Monday, November 17, 2014

The twisted image of manhood of the NFL

Nearly everyone loves football, it's the American way, it's so ingrained in our culture that it is hard to  imagine the United States without weekend football to get excited about.  Except, for me, I don't enjoy watching it anymore, for a number of reasons, and the latest headline to point out one of them is about the DEA pulling a surprise inspection on some traveling teams this weekend looking for illegal administration of drugs to the players.

These raids are in response to a class action lawsuit from 1300 former NFL players, including Chicago Bears superstar, Jim McMahon.  He played 14 years in the NFL and received thousands of pills to put them out on the field hurt:

"The DEA’s investigative interest in the NFL is partly based on the agency’s conviction that lackadaisical prescribing practices creates addicts. McMahon, who played from 1982 to 1996, said in the lawsuit that he received “hundreds, if not thousands” of injections and pills from NFL doctors and trainers, including Percocet, Toradol, Novocaine, amphetamines, sleeping pills and muscle relaxers. He said he became so hooked on pain meds that at one point he took 100 Percocets a month."

Of course this is no surprise to anyone. In 1997 there was a movie "On Any Given Sunday" with Al Pacino and Jamie Foxx that showed blatant abuse of the players by pumping them full of pain killers and pushing them out on the field.  Jamie Williams, former tight end of the S.F. 49ers was a consultant.

So, I used to say so what? it's a violent game, all the players are there by choice, they can become very wealthy, they are stars, they take their risks, it's a free country.  But...

I stopped watching after the Joe Montana/Jerry Rice years.  In part because of the influence of the other kinds of drugs that were obviously distorting the game by distorting the players - steroids, human growth hormones, and whatever other magic pills that made people bigger, faster, less human and more uber-human.  I remember the Jim Brown, Gale Sayers, Dick Butkus days where linemen were 250 pounds, but they became 300 and now 325 pounds.  It's like watching factory assembled robots play against each other rather than highly trained superb athletes.  The game became too distorted for me to enjoy the way I used to.

Then, I became aware that brain damage was in integral part of the game, not just the knockout concussions, but every block, tackle, bounce off the turf produces sub-concussions - many times every game - and that produced permanent brain damage that alters personalities, destroys mental functions, and leads often to early death.  What fun is there in watching that?  To me, not much fun at all.
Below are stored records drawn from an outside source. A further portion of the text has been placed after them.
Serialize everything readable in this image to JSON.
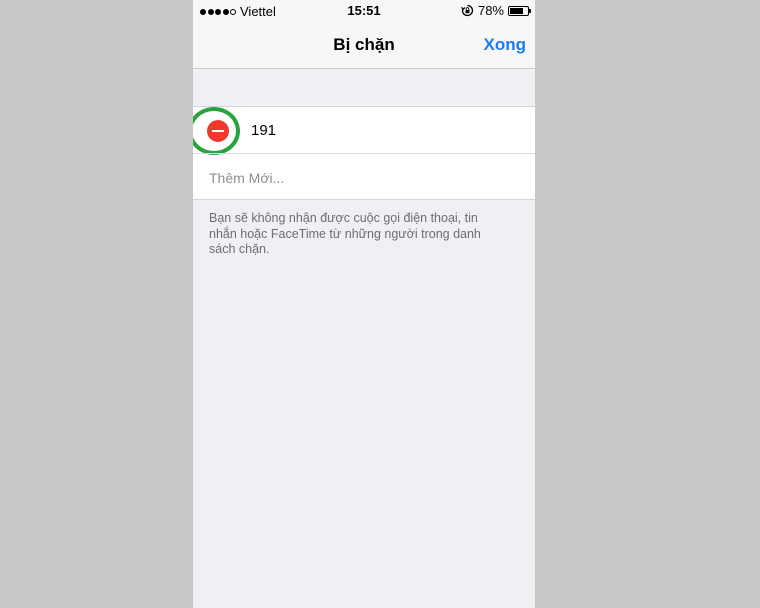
{
  "status_bar": {
    "carrier": "Viettel",
    "time": "15:51",
    "battery_percent": "78%",
    "battery_level": 0.78,
    "signal_bars_filled": 4,
    "signal_bars_total": 5
  },
  "nav": {
    "title": "Bị chặn",
    "done_label": "Xong"
  },
  "blocked_list": {
    "entries": [
      {
        "value": "191"
      }
    ],
    "add_new_label": "Thêm Mới..."
  },
  "footer": {
    "note": "Bạn sẽ không nhận được cuộc gọi điện thoại, tin nhắn hoặc FaceTime từ những người trong danh sách chặn."
  },
  "colors": {
    "accent": "#1a7cf0",
    "delete": "#f0382d",
    "highlight_ring": "#2aa33f"
  }
}
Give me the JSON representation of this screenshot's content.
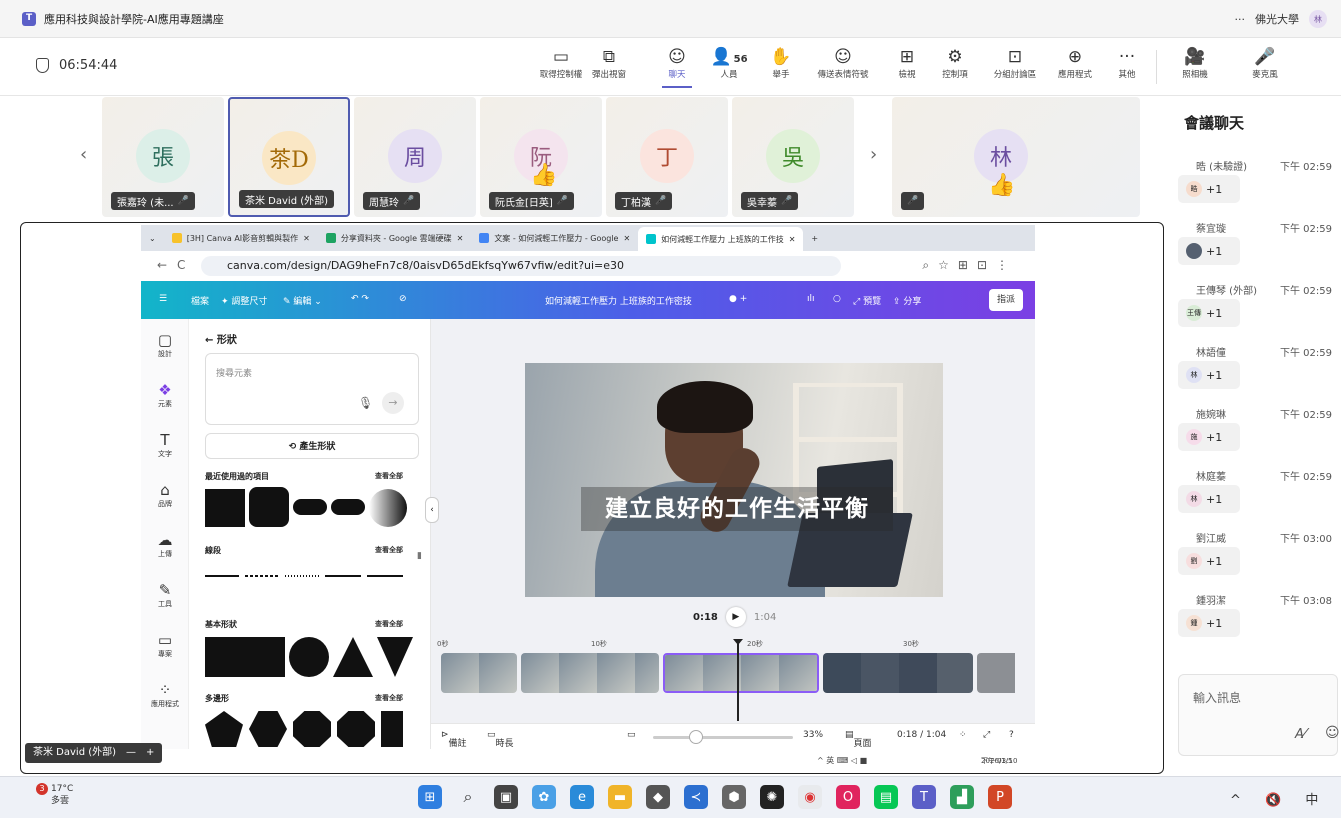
{
  "window": {
    "title": "應用科技與設計學院-AI應用專題講座",
    "menu": "···",
    "org": "佛光大學",
    "user_initial": "林"
  },
  "toolbar": {
    "timer": "06:54:44",
    "tools": [
      {
        "label": "取得控制權",
        "icon": "▭"
      },
      {
        "label": "彈出視窗",
        "icon": "⧉"
      },
      {
        "label": "聊天",
        "icon": "☺",
        "active": true
      },
      {
        "label": "人員",
        "icon": "👤",
        "count": "56"
      },
      {
        "label": "舉手",
        "icon": "✋"
      },
      {
        "label": "傳送表情符號",
        "icon": "☺"
      },
      {
        "label": "檢視",
        "icon": "⊞"
      },
      {
        "label": "控制項",
        "icon": "⚙"
      },
      {
        "label": "分組討論區",
        "icon": "⊡"
      },
      {
        "label": "應用程式",
        "icon": "⊕"
      },
      {
        "label": "其他",
        "icon": "···"
      },
      {
        "label": "照相機",
        "icon": "🎥"
      },
      {
        "label": "麥克風",
        "icon": "🎤"
      }
    ]
  },
  "gallery": {
    "tiles": [
      {
        "initial": "張",
        "name": "張嘉玲 (未...",
        "bg": "#dcefe8",
        "fg": "#2e6f5e"
      },
      {
        "initial": "茶D",
        "name": "茶米 David (外部)",
        "bg": "#fae7c5",
        "fg": "#a36a08"
      },
      {
        "initial": "周",
        "name": "周慧玲",
        "bg": "#e6e0f3",
        "fg": "#6b4ea0"
      },
      {
        "initial": "阮",
        "name": "阮氏金[日英]",
        "bg": "#f4e4ee",
        "fg": "#9a5c7e"
      },
      {
        "initial": "丁",
        "name": "丁柏漢",
        "bg": "#fbe4de",
        "fg": "#b04b32"
      },
      {
        "initial": "吳",
        "name": "吳幸蓁",
        "bg": "#e0f1d8",
        "fg": "#3f8a2a"
      },
      {
        "initial": "林",
        "name": "",
        "bg": "#e6e0f3",
        "fg": "#6b4ea0"
      }
    ]
  },
  "chat": {
    "title": "會議聊天",
    "messages": [
      {
        "sender": "晧 (未驗證)",
        "time": "下午 02:59",
        "avatar": "晧",
        "react": "+1",
        "color": "#f6dccd"
      },
      {
        "sender": "蔡宜璇",
        "time": "下午 02:59",
        "avatar": "",
        "react": "+1",
        "color": "#556070"
      },
      {
        "sender": "王傳琴 (外部)",
        "time": "下午 02:59",
        "avatar": "王傳",
        "react": "+1",
        "color": "#d9ecd6"
      },
      {
        "sender": "林語僮",
        "time": "下午 02:59",
        "avatar": "林",
        "react": "+1",
        "color": "#dfe1f4"
      },
      {
        "sender": "施婉琳",
        "time": "下午 02:59",
        "avatar": "施",
        "react": "+1",
        "color": "#f6dcea"
      },
      {
        "sender": "林庭蓁",
        "time": "下午 02:59",
        "avatar": "林",
        "react": "+1",
        "color": "#f3dbe6"
      },
      {
        "sender": "劉江威",
        "time": "下午 03:00",
        "avatar": "劉",
        "react": "+1",
        "color": "#f7dede"
      },
      {
        "sender": "鍾羽潔",
        "time": "下午 03:08",
        "avatar": "鍾",
        "react": "+1",
        "color": "#f6e1d4"
      }
    ],
    "input_placeholder": "輸入訊息"
  },
  "browser": {
    "tabs": [
      {
        "label": "[3H] Canva AI影音剪輯與製作",
        "color": "#f7c22a"
      },
      {
        "label": "分享資料夾 - Google 雲端硬碟",
        "color": "#1ea362"
      },
      {
        "label": "文案 - 如何減輕工作壓力 - Google",
        "color": "#4285f4"
      },
      {
        "label": "如何減輕工作壓力 上班族的工作技",
        "color": "#00c4cc",
        "active": true
      }
    ],
    "url": "canva.com/design/DAG9heFn7c8/0aisvD65dEkfsqYw67vfiw/edit?ui=e30"
  },
  "canva": {
    "menu": [
      "檔案",
      "✦ 調整尺寸",
      "✎ 編輯 ⌄"
    ],
    "doc_title": "如何減輕工作壓力 上班族的工作密技",
    "present": "預覽",
    "share": "分享",
    "action": "指派",
    "rail": [
      {
        "label": "設計",
        "icon": "▢"
      },
      {
        "label": "元素",
        "icon": "❖"
      },
      {
        "label": "文字",
        "icon": "T"
      },
      {
        "label": "品牌",
        "icon": "⌂"
      },
      {
        "label": "上傳",
        "icon": "☁"
      },
      {
        "label": "工具",
        "icon": "✎"
      },
      {
        "label": "專案",
        "icon": "▭"
      },
      {
        "label": "應用程式",
        "icon": "⁘"
      }
    ],
    "panel": {
      "back": "← 形狀",
      "search_placeholder": "搜尋元素",
      "generate": "⟲ 產生形狀",
      "sections": [
        {
          "title": "最近使用過的項目",
          "all": "查看全部"
        },
        {
          "title": "線段",
          "all": "查看全部"
        },
        {
          "title": "基本形狀",
          "all": "查看全部"
        },
        {
          "title": "多邊形",
          "all": "查看全部"
        }
      ]
    },
    "caption": "建立良好的工作生活平衡",
    "time_now": "0:18",
    "time_total": "1:04",
    "ticks": [
      "0秒",
      "10秒",
      "20秒",
      "30秒"
    ],
    "footer": {
      "notes": "備註",
      "duration": "時長",
      "zoom": "33%",
      "page": "頁面",
      "time": "0:18 / 1:04"
    }
  },
  "share_footer": {
    "presenter": "茶米 David (外部)",
    "tray": "^  英  ⌨  ◁  ■",
    "clock": "下午 03:10",
    "date": "2026/1/5"
  },
  "taskbar": {
    "weather_temp": "17°C",
    "weather_desc": "多雲",
    "weather_badge": "3",
    "tray_text": "^ 🔇 中"
  }
}
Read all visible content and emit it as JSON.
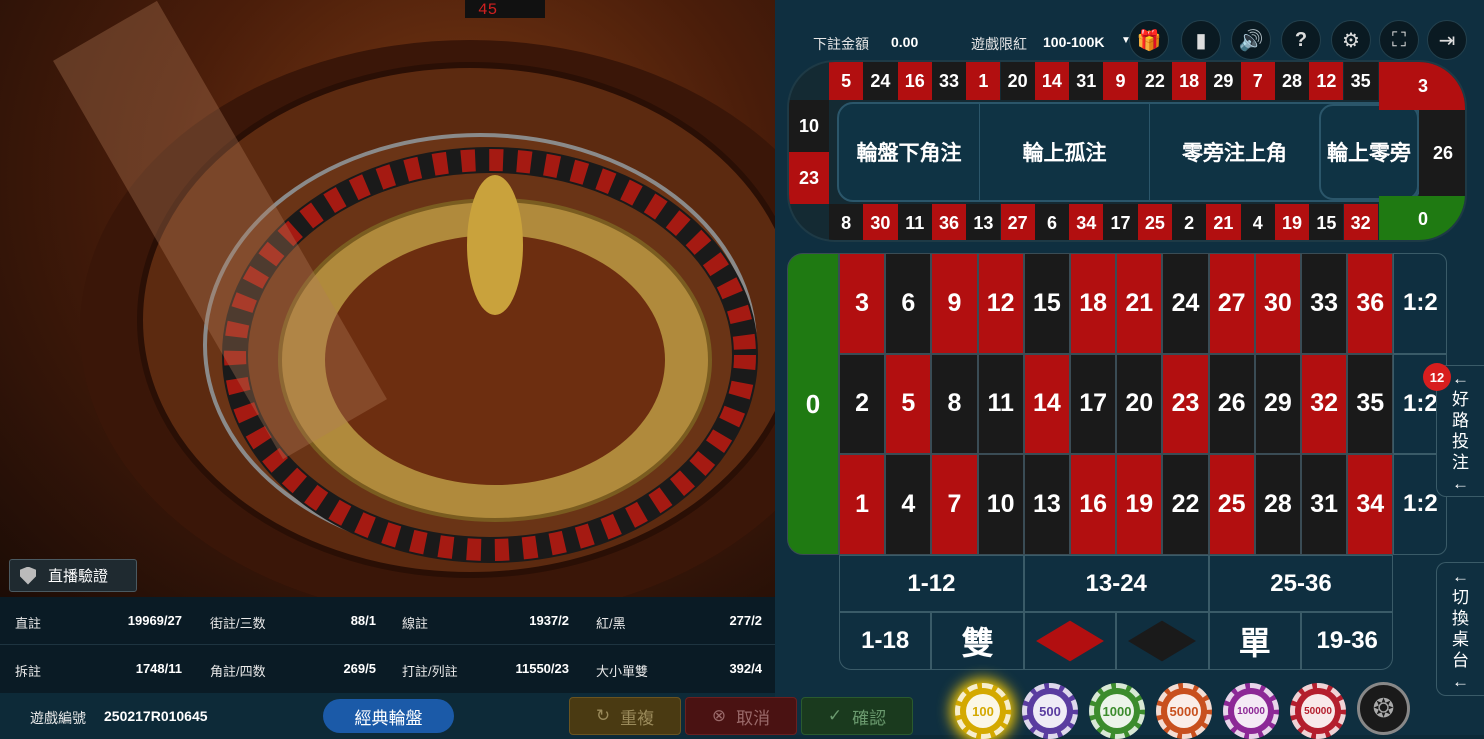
{
  "video": {
    "verify_label": "直播驗證",
    "dealer_display": "45"
  },
  "header": {
    "bet_amount_label": "下註金額",
    "bet_amount_value": "0.00",
    "limit_label": "遊戲限紅",
    "limit_value": "100-100K",
    "icons": [
      "gift-icon",
      "signal-icon",
      "volume-icon",
      "help-icon",
      "settings-icon",
      "fullscreen-icon",
      "exit-icon"
    ]
  },
  "racetrack": {
    "top": [
      "5",
      "24",
      "16",
      "33",
      "1",
      "20",
      "14",
      "31",
      "9",
      "22",
      "18",
      "29",
      "7",
      "28",
      "12",
      "35"
    ],
    "top_colors": [
      "red",
      "black",
      "red",
      "black",
      "red",
      "black",
      "red",
      "black",
      "red",
      "black",
      "red",
      "black",
      "red",
      "black",
      "red",
      "black"
    ],
    "right_top": "3",
    "right_mid": "26",
    "right_bottom": "0",
    "left_top": "10",
    "left_bottom": "23",
    "bottom": [
      "8",
      "30",
      "11",
      "36",
      "13",
      "27",
      "6",
      "34",
      "17",
      "25",
      "2",
      "21",
      "4",
      "19",
      "15",
      "32"
    ],
    "bottom_colors": [
      "black",
      "red",
      "black",
      "red",
      "black",
      "red",
      "black",
      "red",
      "black",
      "red",
      "black",
      "red",
      "black",
      "red",
      "black",
      "red"
    ],
    "sections": [
      "輪盤下角注",
      "輪上孤注",
      "零旁注上角",
      "輪上零旁"
    ]
  },
  "table": {
    "zero": "0",
    "rows": [
      [
        "3",
        "6",
        "9",
        "12",
        "15",
        "18",
        "21",
        "24",
        "27",
        "30",
        "33",
        "36"
      ],
      [
        "2",
        "5",
        "8",
        "11",
        "14",
        "17",
        "20",
        "23",
        "26",
        "29",
        "32",
        "35"
      ],
      [
        "1",
        "4",
        "7",
        "10",
        "13",
        "16",
        "19",
        "22",
        "25",
        "28",
        "31",
        "34"
      ]
    ],
    "colors": [
      [
        "red",
        "black",
        "red",
        "red",
        "black",
        "red",
        "red",
        "black",
        "red",
        "red",
        "black",
        "red"
      ],
      [
        "black",
        "red",
        "black",
        "black",
        "red",
        "black",
        "black",
        "red",
        "black",
        "black",
        "red",
        "black"
      ],
      [
        "red",
        "black",
        "red",
        "black",
        "black",
        "red",
        "red",
        "black",
        "red",
        "black",
        "black",
        "red"
      ]
    ],
    "column_bets": [
      "1:2",
      "1:2",
      "1:2"
    ],
    "dozens": [
      "1-12",
      "13-24",
      "25-36"
    ],
    "even_money": {
      "low": "1-18",
      "even": "雙",
      "odd": "單",
      "high": "19-36"
    },
    "red_color": "#b20f10",
    "black_color": "#1a1a1a",
    "green_color": "#1f7a12"
  },
  "side_tabs": {
    "good_road": {
      "label": [
        "好",
        "路",
        "投",
        "注"
      ],
      "badge": "12"
    },
    "switch_table": {
      "label": [
        "切",
        "換",
        "桌",
        "台"
      ]
    }
  },
  "stats": [
    {
      "label": "直註",
      "value": "19969/27"
    },
    {
      "label": "街註/三数",
      "value": "88/1"
    },
    {
      "label": "線註",
      "value": "1937/2"
    },
    {
      "label": "紅/黑",
      "value": "277/2"
    },
    {
      "label": "拆註",
      "value": "1748/11"
    },
    {
      "label": "角註/四数",
      "value": "269/5"
    },
    {
      "label": "打註/列註",
      "value": "11550/23"
    },
    {
      "label": "大小單雙",
      "value": "392/4"
    }
  ],
  "footer": {
    "game_no_label": "遊戲編號",
    "game_no": "250217R010645",
    "classic_label": "經典輪盤",
    "repeat_label": "重複",
    "cancel_label": "取消",
    "confirm_label": "確認"
  },
  "chips": [
    {
      "value": "100",
      "color": "#d4a900"
    },
    {
      "value": "500",
      "color": "#5a3ca0"
    },
    {
      "value": "1000",
      "color": "#3c8c2d"
    },
    {
      "value": "5000",
      "color": "#c8501e"
    },
    {
      "value": "10000",
      "color": "#8c2896"
    },
    {
      "value": "50000",
      "color": "#b41e2d"
    }
  ]
}
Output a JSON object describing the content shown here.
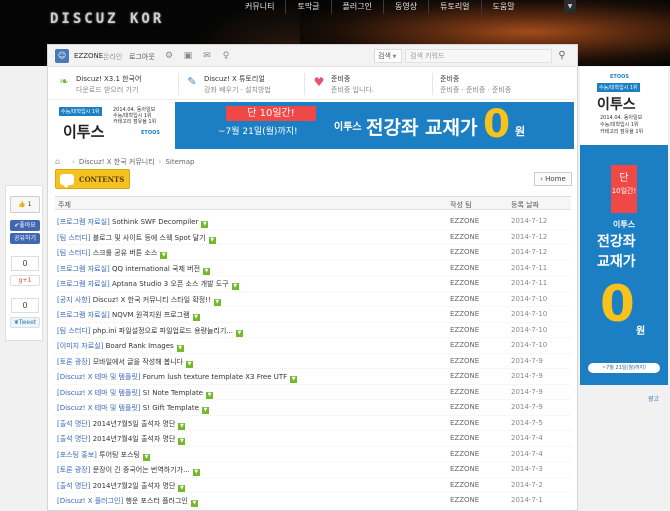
{
  "logo": "DISCUZ KOR",
  "topnav": {
    "items": [
      "커뮤니티",
      "토막글",
      "플러그인",
      "동영상",
      "튜토리얼",
      "도움말"
    ]
  },
  "toolbar": {
    "username": "EZZONE",
    "status": "온라인",
    "logout": "로그아웃",
    "search_scope": "검색",
    "search_placeholder": "검색 키워드"
  },
  "infobar": [
    {
      "title": "Discuz! X3.1 한국어",
      "subtitle": "다운로드 받으러 가기",
      "icon": "leaf-icon",
      "color": "#6cb33e"
    },
    {
      "title": "Discuz! X 튜토리얼",
      "subtitle": "강좌 배우기 · 설치방법",
      "icon": "chat-icon",
      "color": "#3f82c4"
    },
    {
      "title": "준비중",
      "subtitle": "준비중 입니다.",
      "icon": "heart-icon",
      "color": "#e8536b"
    },
    {
      "title": "준비중",
      "subtitle": "준비중 · 준비중 · 준비중"
    }
  ],
  "banner": {
    "badge": "수능/대학입시 1위",
    "year_line1": "2014.04. 동아일보",
    "year_line2": "수능/대학입시 1위",
    "year_line3": "카테고리 점유율 1위",
    "brand": "이투스",
    "etoos_small": "ETOOS",
    "ribbon_top": "단 10일간!",
    "ribbon_bottom": "~7월 21일(월)까지!",
    "brand2": "이투스",
    "headline": "전강좌 교재가",
    "zero": "0",
    "won": "원"
  },
  "side_ad": {
    "etoos_small": "ETOOS",
    "badge": "수능/대학입시 1위",
    "brand": "이투스",
    "year_line1": "2014.04. 동아일보",
    "year_line2": "수능/대학입시 1위",
    "year_line3": "카테고리 점유율 1위",
    "ribbon1": "단",
    "ribbon2": "10일간!",
    "brand2": "이투스",
    "headline1": "전강좌",
    "headline2": "교재가",
    "zero": "0",
    "won": "원",
    "deadline": "~7월 21일(월)까지!",
    "link": "광고"
  },
  "breadcrumb": [
    "Discuz! X 한국 커뮤니티",
    "Sitemap"
  ],
  "contents_label": "CONTENTS",
  "home_label": "Home",
  "share": {
    "like_count": "1",
    "like_label": "좋아요",
    "share_label": "공유하기",
    "gplus_count": "0",
    "gplus_label": "+1",
    "tweet_count": "0",
    "tweet_label": "Tweet"
  },
  "list": {
    "headers": {
      "subject": "주제",
      "author": "작성 팀",
      "date": "등록 날짜"
    },
    "rows": [
      {
        "cat": "[프로그램 자료실]",
        "title": "Sothink SWF Decompiler",
        "author": "EZZONE",
        "date": "2014-7-12"
      },
      {
        "cat": "[팀 스터디]",
        "title": "블로그 및 사이트 등에 스웩 Spot 달기",
        "author": "EZZONE",
        "date": "2014-7-12"
      },
      {
        "cat": "[팀 스터디]",
        "title": "스크롤 공유 버튼 소스",
        "author": "EZZONE",
        "date": "2014-7-12"
      },
      {
        "cat": "[프로그램 자료실]",
        "title": "QQ international 국제 버전",
        "author": "EZZONE",
        "date": "2014-7-11"
      },
      {
        "cat": "[프로그램 자료실]",
        "title": "Aptana Studio 3 오픈 소스 개발 도구",
        "author": "EZZONE",
        "date": "2014-7-11"
      },
      {
        "cat": "[공지 사항]",
        "title": "Discuz! X 한국 커뮤니티 스타일 확정!!",
        "author": "EZZONE",
        "date": "2014-7-10"
      },
      {
        "cat": "[프로그램 자료실]",
        "title": "NQVM 원격지원 프로그램",
        "author": "EZZONE",
        "date": "2014-7-10"
      },
      {
        "cat": "[팀 스터디]",
        "title": "php.ini 파일설정으로 파일업로드 용량늘리기...",
        "author": "EZZONE",
        "date": "2014-7-10"
      },
      {
        "cat": "[이미지 자료실]",
        "title": "Board Rank Images",
        "author": "EZZONE",
        "date": "2014-7-10"
      },
      {
        "cat": "[토론 광장]",
        "title": "모바일에서 글을 작성해 봅니다",
        "author": "EZZONE",
        "date": "2014-7-9"
      },
      {
        "cat": "[Discuz! X 테마 및 템플릿]",
        "title": "Forum lush texture template X3 Free UTF",
        "author": "EZZONE",
        "date": "2014-7-9"
      },
      {
        "cat": "[Discuz! X 테마 및 템플릿]",
        "title": "S! Note Template",
        "author": "EZZONE",
        "date": "2014-7-9"
      },
      {
        "cat": "[Discuz! X 테마 및 템플릿]",
        "title": "S! Gift Template",
        "author": "EZZONE",
        "date": "2014-7-9"
      },
      {
        "cat": "[출석 명단]",
        "title": "2014년7월5일 출석자 명단",
        "author": "EZZONE",
        "date": "2014-7-5"
      },
      {
        "cat": "[출석 명단]",
        "title": "2014년7월4일 출석자 명단",
        "author": "EZZONE",
        "date": "2014-7-4"
      },
      {
        "cat": "[포스팅 홍보]",
        "title": "투어팅 포스팅",
        "author": "EZZONE",
        "date": "2014-7-4"
      },
      {
        "cat": "[토론 광장]",
        "title": "문장이 긴 중국어는 번역하기가...",
        "author": "EZZONE",
        "date": "2014-7-3"
      },
      {
        "cat": "[출석 명단]",
        "title": "2014년7월2일 출석자 명단",
        "author": "EZZONE",
        "date": "2014-7-2"
      },
      {
        "cat": "[Discuz! X 플러그인]",
        "title": "행운 포스터 플러그인",
        "author": "EZZONE",
        "date": "2014-7-1"
      }
    ]
  }
}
And how voluntary is it?  

"In the Post survey, nine in 10 former players said they played hurt during their careers, and more than two in three said they felt they had no choice."

The teams force the players to become bigger and stronger (drugs needed), and to play hurt (drugs needed).  Who forces the teams? Isn't it the fans?  

Which brings my to a more troubling aspect of football for me.  I stopped being a fan quite a while ago, so I'm not hypnotized by it.  And what I see is a strange idea of what it is to be a Real Man - one who crushes opposition, a dominator, one who intimidates and terrifies others, one who is impervious to pain, impervious to any feeling at all, one who thinks all that counts is winning, one who thinks the ends justify the means, one who has stopped being a human being with feelings, doubts, questions, choices, one who stops being a human, one who stops being a ... man.  It's kind of a young adolescent boy's guess at what it is to become the man that he fantasizes becoming, an unrealistic projection beyond human achievement.

Maybe all of these characteristics are needed in actual war on actual battlefields.  Maybe one has to cut off all feeling and turn oneself into a terrifying crusher of foes in real war.  But football actually is not war, it is actually a game, and one shouldn't have to stop being human, at least to some degree, in order to play a game, I don't care how much money or fame is at stake.

I am in a lifelong inquiry to uncover what it really means to be a man, and I think that there is more to being a man than being a warrior - being tough and scary.  How about qualities like courage (not just physical courage but moral courage), nobility, gallantry, service, humility, character, honesty, responsibility, and most of all HONOR?  How about the ancient masculine virtues of chivalry?  Aren't these better measures of manhood than domination, violence, and intimidation?

My ultimate vision is that fathers will stop allowing their sons to become football players because it will be obvious that if even Hall of Famers like Mike Webster and Junior Seau die young and in mental and emotional agony due to their diseased brains, it can and may happen to their sons as well.  

And, who knows, maybe the American sports fans will lose some of their taste for violence.

Personally, I'm a big fan of golf.  Love it, nobody gets brain damage.